The development of modern medicine has been closely tied to the development of biology and its subdisciplines. Theoretical debates in medicine have, therefore, echoed the conceptual problems encountered in the biological sciences. Until the 20th century the theoretical demarcation line in the study of living processes resided in the debate between physicalism and vitalism. The advocates of physicalism claimed there was no fundamental difference between living organisms and inanimate matter. Living phenomena could therefore be studied and explained with the methods and laws of physics. This approach was strongly opposed by vitalists who postulated that living organisms had properties that could not be reduced to physics or chemistry and, therefore, biological phenomena could not be analysed with the concepts or methods of those sciences. Instead, vitalists claimed, to explain the nature of living phenomena one needed to apply such concepts as "vital force" and "vital fluids" to the analysis.

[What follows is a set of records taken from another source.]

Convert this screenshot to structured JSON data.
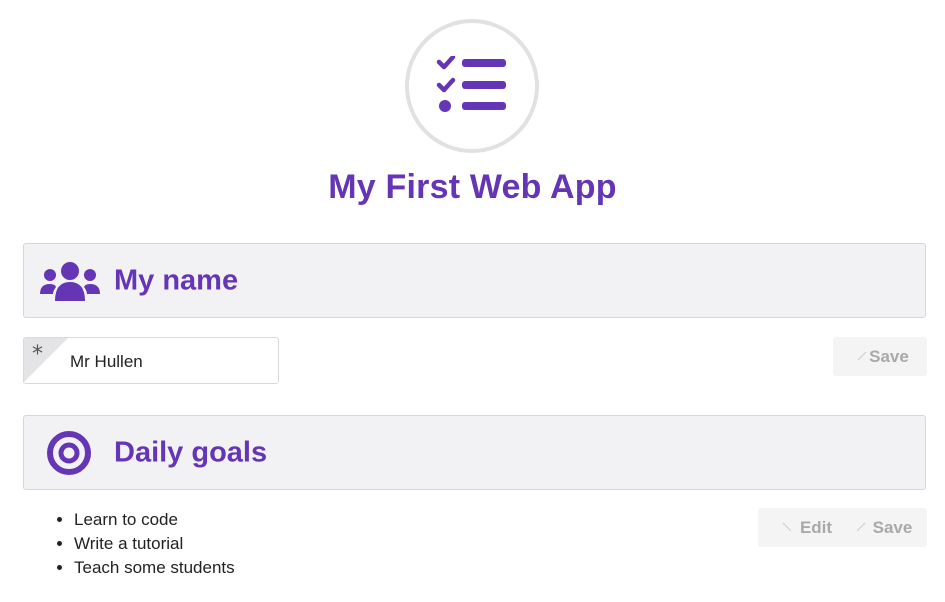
{
  "app": {
    "title": "My First Web App",
    "logo_icon": "checklist-icon",
    "accent_color": "#6435b5"
  },
  "name_section": {
    "title": "My name",
    "icon": "users-icon",
    "required_marker": "*",
    "name_value": "Mr Hullen",
    "save_label": "Save"
  },
  "goals_section": {
    "title": "Daily goals",
    "icon": "target-icon",
    "items": [
      "Learn to code",
      "Write a tutorial",
      "Teach some students"
    ],
    "edit_label": "Edit",
    "save_label": "Save"
  }
}
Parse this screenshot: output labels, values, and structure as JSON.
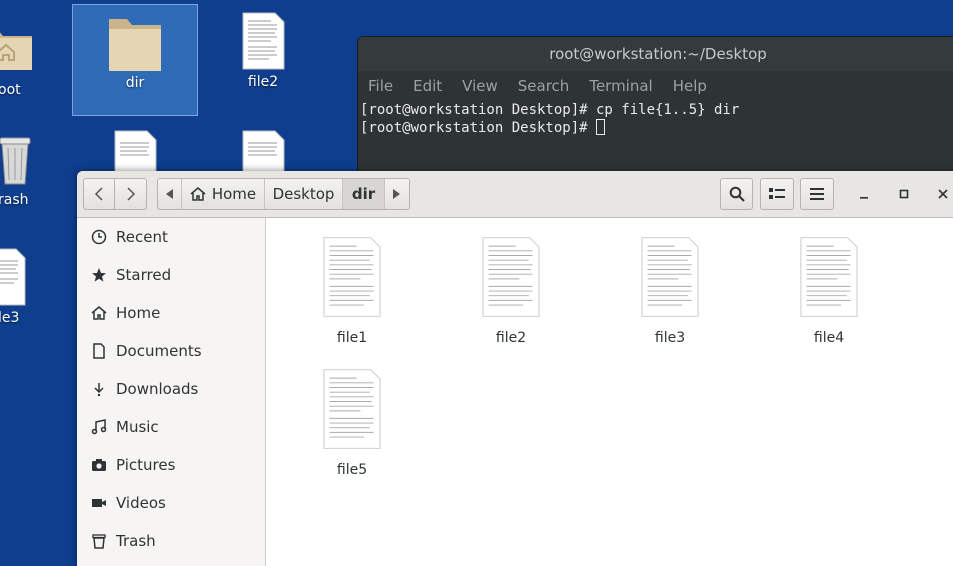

With the development of cellular and evolutionary theories it became apparent, however, that living processes could not be satisfactorily explained either by Newtonian physics or by any non-material life forces. This fundamental theoretical dispute in biology was eventually resolved with the conceptual development in biology of organicism, where life processes were explained by physiochemical and evolutionary instead of physical or teleological concepts. (1)
This conceptual change had a profound impact also on the development of medicine. The cellular theory of disease and its biochemical explanatory principle displaced the physical, humoral, and vitalistic approaches to human health and illness, and formed the knowledge base of 20th century medicine.
In clinical medicine, however, there are many instances where the biological approach alone cannot address the various human phenomena that physicians encounter in their everyday practice. When abandoning vitalism and physicalism a new theoretical demarcation line in medicine was formed between reductionism and holism. (2)
The reductionist approach in medicine attempts to explain human illness through biological concepts, whereas the advocates of holism have tried to incorporate social and cultural issues as well as personal experience into medical theory. This demarcation has deepened in the latter half of the 20th century with the rapid development of molecular biology and genetics, together with more and more sophisticated medical technology. All this has given rise to the hope of finding the ultimate explanation for human illness in the elementary cellular structures and their dysfunctions, as discoded amino acids in genetic processes.
Since the 1960s the critical social movement has been questioning--among various other cultural and political issues--the predominance of science and technology in modern society. This intellectual climate has also influenced medical faculties, especially in the United States, where medical students …